At the Gates features a diplomacy system built from the foundation of what you’d normally see in other empire builders – but incorporates one major twist. The key to good relations is completing specific, context-based requests. Giving out free gold is nice and certainly won’t make you any enemies, but if you really want to make friends, then you’ll have to provide a hand in their time of need.

Because of the importance of a balanced economy, in At the Gates you’ll regularly face shortages of one kind or another. As leaders become ever-more desperate, the favor gained by lending them a hand increases. Paying attention to your neighbors’ situation can pay handsome dividends.

And keeping an eye on things isn’t optional if you truly want to play the diplomatic game. Other leaders won’t pop up and “nag” you when they need something. Instead, a list of requests will be displayed on his diplomacy screen, which you can browse at your leisure.




Dismantling Enemies

Warfare in At the Gates is very much about putting yourself in the right place at the right time. The size of your army is less important than in other empire builders because of the emphasis on morale and supply.

A unit’s combat effectiveness is based on three factors: its intrinsic strength, health and morale. You’re in trouble should any one of these be too low. Morale takes a hit after losing a battle, but recovers quickly – assuming your troops are adequately supplied. However, lost troops can only be replaced in settlements, so you’ll often be faced with the decision of whether to press on or return home for reinforcements.

The supply available on a tile is based on its terrain type, plus the effects of nearby settlements or supply camps. In good weather, a small army’s supply needs might be completely satisfied by the land, but in harsh climates and during the winter bringing provisions along is not optional!

Protecting your supply camps while capturing the enemy’s is a crucial element of a successful campaign. When not supplied from home, an army’s morale and strength quickly evaporate, turning a once-mighty army into easy pickings for a much smaller, better prepared opponent.




And More!

The topics described above are just the biggest bullet points for what At the Gates brings to the table. Here’s a sneak peak at some of its other cool features:

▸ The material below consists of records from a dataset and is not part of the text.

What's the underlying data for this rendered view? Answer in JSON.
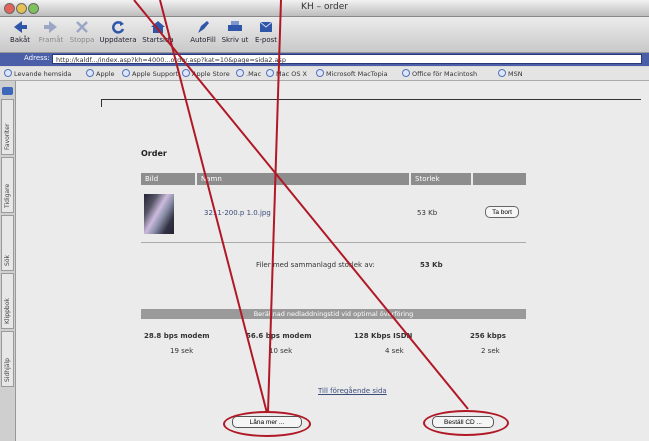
{
  "window": {
    "title": "KH – order"
  },
  "toolbar": {
    "buttons": [
      {
        "label": "Bakåt",
        "icon": "back-arrow-icon"
      },
      {
        "label": "Framåt",
        "icon": "forward-arrow-icon"
      },
      {
        "label": "Stoppa",
        "icon": "stop-x-icon"
      },
      {
        "label": "Uppdatera",
        "icon": "refresh-icon"
      },
      {
        "label": "Startsida",
        "icon": "home-icon"
      },
      {
        "label": "AutoFill",
        "icon": "autofill-icon"
      },
      {
        "label": "Skriv ut",
        "icon": "printer-icon"
      },
      {
        "label": "E-post",
        "icon": "mail-icon"
      }
    ]
  },
  "address": {
    "label": "Adress:",
    "url": "http://kaldf.../index.asp?kh=4000...order.asp?kat=10&page=sida2.asp"
  },
  "favorites": [
    "Levande hemsida",
    "Apple",
    "Apple Support",
    "Apple Store",
    ".Mac",
    "Mac OS X",
    "Microsoft MacTopia",
    "Office för Macintosh",
    "MSN"
  ],
  "side_tabs": [
    "Favoriter",
    "Tidigare",
    "Sök",
    "Klippbok",
    "Sidhjälp"
  ],
  "order": {
    "title": "Order",
    "columns": [
      "Bild",
      "Namn",
      "Storlek",
      ""
    ],
    "item": {
      "name": "3211-200.p 1.0.jpg",
      "size": "53 Kb",
      "remove_label": "Ta bort"
    },
    "total_label": "Filer med sammanlagd storlek av:",
    "total_value": "53 Kb"
  },
  "download": {
    "header": "Beräknad nedladdningstid vid optimal överföring",
    "speeds": [
      "28.8 bps modem",
      "56.6 bps modem",
      "128 Kbps ISDN",
      "256 kbps"
    ],
    "times": [
      "19 sek",
      "10 sek",
      "4 sek",
      "2 sek"
    ]
  },
  "back_link": "Till föregående sida",
  "buttons": {
    "borrow": "Låna mer ...",
    "order_cd": "Beställ CD ..."
  },
  "annotation_color": "#b01825"
}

Even though you’re taking the reigns of a barbarian tribe, a game about the fall of Rome wouldn’t be the same without Romans! Both the Eastern and Western halves of the empire are major players in At the Gates. Early in the game they’re both still fairly powerful and picking a fight with either emperor is extremely dangerous. However, as the game progresses, the Empire will be weakened by foreign wars, internal strife and a variety of nasty random events. Should your kingdom prosper, you’ll eventually amass enough strength to be able to fearlessly take on the Romans on a level playing field!

However, your relationship with Rome doesn’t have to be completely antagonistic. Becoming Romanized and accumulating the associated bonuses for doing so is an important way of strengthening your kingdom. The “Romanization Traits” system is similar to the tech trees present in other empire builders, although the ways you can acquire traits are very different. Namely, they can be obtained either diplomatically by completing requests for one of the Roman factions, or militarily by capturing Roman cities. The investment required by either route is non-trivial, but the rewards you can earn are significant. Learning how to build catapults will definitely come in handy when trying to besiege the most heavily-fortified Roman strongholds.

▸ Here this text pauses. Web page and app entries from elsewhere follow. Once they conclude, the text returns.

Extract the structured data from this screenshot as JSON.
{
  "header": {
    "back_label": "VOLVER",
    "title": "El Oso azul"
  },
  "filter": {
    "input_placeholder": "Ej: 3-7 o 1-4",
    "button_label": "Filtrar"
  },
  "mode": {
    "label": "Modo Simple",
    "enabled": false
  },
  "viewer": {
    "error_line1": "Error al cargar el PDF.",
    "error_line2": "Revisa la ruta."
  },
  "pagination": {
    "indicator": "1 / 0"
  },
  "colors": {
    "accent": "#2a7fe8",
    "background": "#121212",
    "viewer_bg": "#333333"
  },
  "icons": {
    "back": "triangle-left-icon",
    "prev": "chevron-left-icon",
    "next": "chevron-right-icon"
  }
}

You can play as one of eight unique barbarian factions in At the Gates. Included in this roster are famous stalwarts like the Goths, Vandals and Huns, but also lesser-known tribes like the Alemanni. Our goal is to provide a large degree of replayability, and each faction offers a very unique set of strengths to exploit and challenges to overcome.

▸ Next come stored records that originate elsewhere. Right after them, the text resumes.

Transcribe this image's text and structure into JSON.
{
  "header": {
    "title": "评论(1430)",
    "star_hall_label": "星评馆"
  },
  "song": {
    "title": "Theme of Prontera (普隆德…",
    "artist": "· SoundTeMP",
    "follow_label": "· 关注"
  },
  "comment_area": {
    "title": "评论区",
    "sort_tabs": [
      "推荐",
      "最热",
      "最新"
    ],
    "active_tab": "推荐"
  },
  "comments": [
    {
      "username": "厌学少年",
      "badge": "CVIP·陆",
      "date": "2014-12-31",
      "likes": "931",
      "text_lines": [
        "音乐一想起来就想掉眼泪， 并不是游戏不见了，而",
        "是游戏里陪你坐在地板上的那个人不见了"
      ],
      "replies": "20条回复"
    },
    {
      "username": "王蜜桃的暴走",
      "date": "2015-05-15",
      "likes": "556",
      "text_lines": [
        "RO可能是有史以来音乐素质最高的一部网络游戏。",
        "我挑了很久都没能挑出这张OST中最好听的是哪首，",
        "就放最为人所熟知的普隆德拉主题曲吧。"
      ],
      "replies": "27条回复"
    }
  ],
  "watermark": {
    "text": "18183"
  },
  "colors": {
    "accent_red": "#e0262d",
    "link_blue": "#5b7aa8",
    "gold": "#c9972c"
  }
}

– Jon


As mentioned in my last article on Quarriors, pacing is one of the most important factors in whether or not a game is fun. It’s an ethereal property that’s extremely hard to pin down. But players can recognize immediately when a game comes up short in this regard.


What is Pacing?

Pacing is the rate at which players make choices, experience something new or are rewarded.